8. The Southern African Development Community Social Charter, 2003.

9. The SADC Declaration on Poverty Eradication and Sustainable Development, 2008.

ACKNOWLEDGING that Xenophobia can undermine sustainable political, social, economic development and regional integration in southern Africa.

AWARE that:

· Xenophobia is one of the main sources of discrimination and conflict which require urgent attention.

· Despite the efforts by governments and local communities, the scourge of Xenophobia and related intolerance persists.

CONCERNED that:

· Not enough attention is been given to address the challenges of service delivery among each Member States’ citizens resulting in problems like Xenophobia and related consequences.

· Xenophobia is a threat to political, social and economic stability in southern Africa.

· If Xenophobia is not given regional attention it may strain the existing political relations between Member States.

· Xenophobia is causing displacement of people, including children, women and the disabled, with dire social, health, economic and related consequences.

We therefore, COMMIT ourselves to:

1. Fight Xenophobia through various national and regional policies and programmes including regional information exchange.

2. Ensure that appropriate policies, projects and programmes are used to address the challenge of Xenophobia and other consequences.

WE CALL UPON:

3. Member States to combat the manifestation of generalized rejection of migrants and discourage all actions generating Xenophobia.

4. Member States to support to national, regional and continental efforts to promote peaceful co-existence and tolerance of migrants, elimination Xenophobia and related intolerance based on race, gender, religion and others, including at the workplace.

5. Member States to promote respect for, and protection of, the rights of migrants including combating discrimination and Xenophobia through inter alia civic education and awareness-raising activities.

6. Member States to develop policies, projects and programmes to operationalize the SADC Protocol on the Facilitation of Movement of Persons.

7. Member States to strengthen national laws and policies regulating migration including through the creation of clear, transparent categories for admission/expulsion and eligibility criteria for protection.

8. Member States to encourage more legal channels and orderly migration and provide humane treatment for migrants.

9. Member States to ensure the implementation of protection obligations arising out of the relevant treaties, registration and issuance of identity documents, access to work and education opportunities, treatment according to internationally accepted standards, through incorporation into national legislation and policy.

10. Member States to establish effective and fair procedures for individualized refugee status determinations, including granting refugees meaningful access to such procedures.

11. Member States to safeguard the human security needs of refugees (physical, material, legal and health).

12. Member States to engage in public information and awareness campaigns on the plight and rights of refugees including the contribution refugees can make to the development of host communities, in order to counter increasing Xenophobic tendencies and foster tolerance and understanding.

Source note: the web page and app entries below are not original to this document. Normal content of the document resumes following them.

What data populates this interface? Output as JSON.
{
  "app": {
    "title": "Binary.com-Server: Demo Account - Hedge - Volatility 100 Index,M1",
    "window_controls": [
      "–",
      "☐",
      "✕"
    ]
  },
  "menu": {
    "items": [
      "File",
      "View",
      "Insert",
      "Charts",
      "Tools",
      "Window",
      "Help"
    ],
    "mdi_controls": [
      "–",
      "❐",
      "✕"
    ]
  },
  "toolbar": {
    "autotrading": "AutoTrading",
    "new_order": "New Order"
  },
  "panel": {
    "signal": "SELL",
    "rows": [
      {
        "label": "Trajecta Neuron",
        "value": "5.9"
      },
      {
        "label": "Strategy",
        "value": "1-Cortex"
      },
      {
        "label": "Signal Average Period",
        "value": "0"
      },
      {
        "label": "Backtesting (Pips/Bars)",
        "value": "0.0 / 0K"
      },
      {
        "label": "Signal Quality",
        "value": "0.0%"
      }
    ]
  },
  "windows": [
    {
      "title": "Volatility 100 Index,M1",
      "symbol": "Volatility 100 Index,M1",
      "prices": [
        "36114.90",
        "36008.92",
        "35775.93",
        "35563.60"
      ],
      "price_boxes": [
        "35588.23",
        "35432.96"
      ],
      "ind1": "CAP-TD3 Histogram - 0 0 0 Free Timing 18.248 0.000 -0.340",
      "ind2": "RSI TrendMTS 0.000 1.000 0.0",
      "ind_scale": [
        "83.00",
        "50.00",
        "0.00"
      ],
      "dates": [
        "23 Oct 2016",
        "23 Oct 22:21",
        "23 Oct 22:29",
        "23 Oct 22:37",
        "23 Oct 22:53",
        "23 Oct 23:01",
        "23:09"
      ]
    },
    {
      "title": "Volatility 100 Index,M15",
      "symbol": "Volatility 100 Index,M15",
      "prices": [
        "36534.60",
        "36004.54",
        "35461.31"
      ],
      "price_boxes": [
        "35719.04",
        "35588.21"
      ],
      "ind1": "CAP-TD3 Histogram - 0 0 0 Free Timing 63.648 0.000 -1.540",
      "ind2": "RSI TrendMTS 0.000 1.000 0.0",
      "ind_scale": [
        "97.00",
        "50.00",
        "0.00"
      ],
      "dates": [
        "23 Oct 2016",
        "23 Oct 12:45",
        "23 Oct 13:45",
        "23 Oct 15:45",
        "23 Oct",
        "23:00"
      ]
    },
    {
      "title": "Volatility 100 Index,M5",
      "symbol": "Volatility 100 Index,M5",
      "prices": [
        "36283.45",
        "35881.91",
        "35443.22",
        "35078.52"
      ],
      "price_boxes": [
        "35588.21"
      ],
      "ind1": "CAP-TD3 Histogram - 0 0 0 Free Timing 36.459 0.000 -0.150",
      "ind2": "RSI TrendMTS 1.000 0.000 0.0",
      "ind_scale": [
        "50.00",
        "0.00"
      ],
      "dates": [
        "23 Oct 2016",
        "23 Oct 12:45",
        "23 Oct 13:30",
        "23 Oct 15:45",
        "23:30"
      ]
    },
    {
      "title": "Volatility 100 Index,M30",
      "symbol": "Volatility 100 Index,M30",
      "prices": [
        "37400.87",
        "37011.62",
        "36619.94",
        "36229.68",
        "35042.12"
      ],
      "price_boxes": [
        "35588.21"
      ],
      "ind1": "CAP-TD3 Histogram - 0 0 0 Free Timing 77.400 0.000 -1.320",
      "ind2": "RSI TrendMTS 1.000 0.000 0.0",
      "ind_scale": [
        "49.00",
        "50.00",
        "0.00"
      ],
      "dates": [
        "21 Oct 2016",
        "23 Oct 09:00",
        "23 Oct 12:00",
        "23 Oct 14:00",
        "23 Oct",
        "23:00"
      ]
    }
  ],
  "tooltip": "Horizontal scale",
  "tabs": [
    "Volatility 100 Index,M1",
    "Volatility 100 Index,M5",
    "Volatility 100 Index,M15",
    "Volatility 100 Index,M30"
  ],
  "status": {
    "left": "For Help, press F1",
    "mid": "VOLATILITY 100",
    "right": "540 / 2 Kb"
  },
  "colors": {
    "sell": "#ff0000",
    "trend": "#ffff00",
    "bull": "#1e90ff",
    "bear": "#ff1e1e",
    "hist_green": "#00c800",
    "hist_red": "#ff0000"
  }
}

13. Member States to disseminate information about migrants to promote respect for, tolerance and understanding of migrants, and to counter anti-immigrant and Xenophobic attitudes.

14. Member States to develop policies, projects and programmes to protect women and child migrants, particularly unaccompanied children, and also combat human trafficking in all its forms.

15. Member States to work closely with relevant United Nations institutions, private sector and civil society organizations in the region to address Xenophobia and related consequences.

Lord Charles Hotel, Somerset West, South Africa, June 5, 2008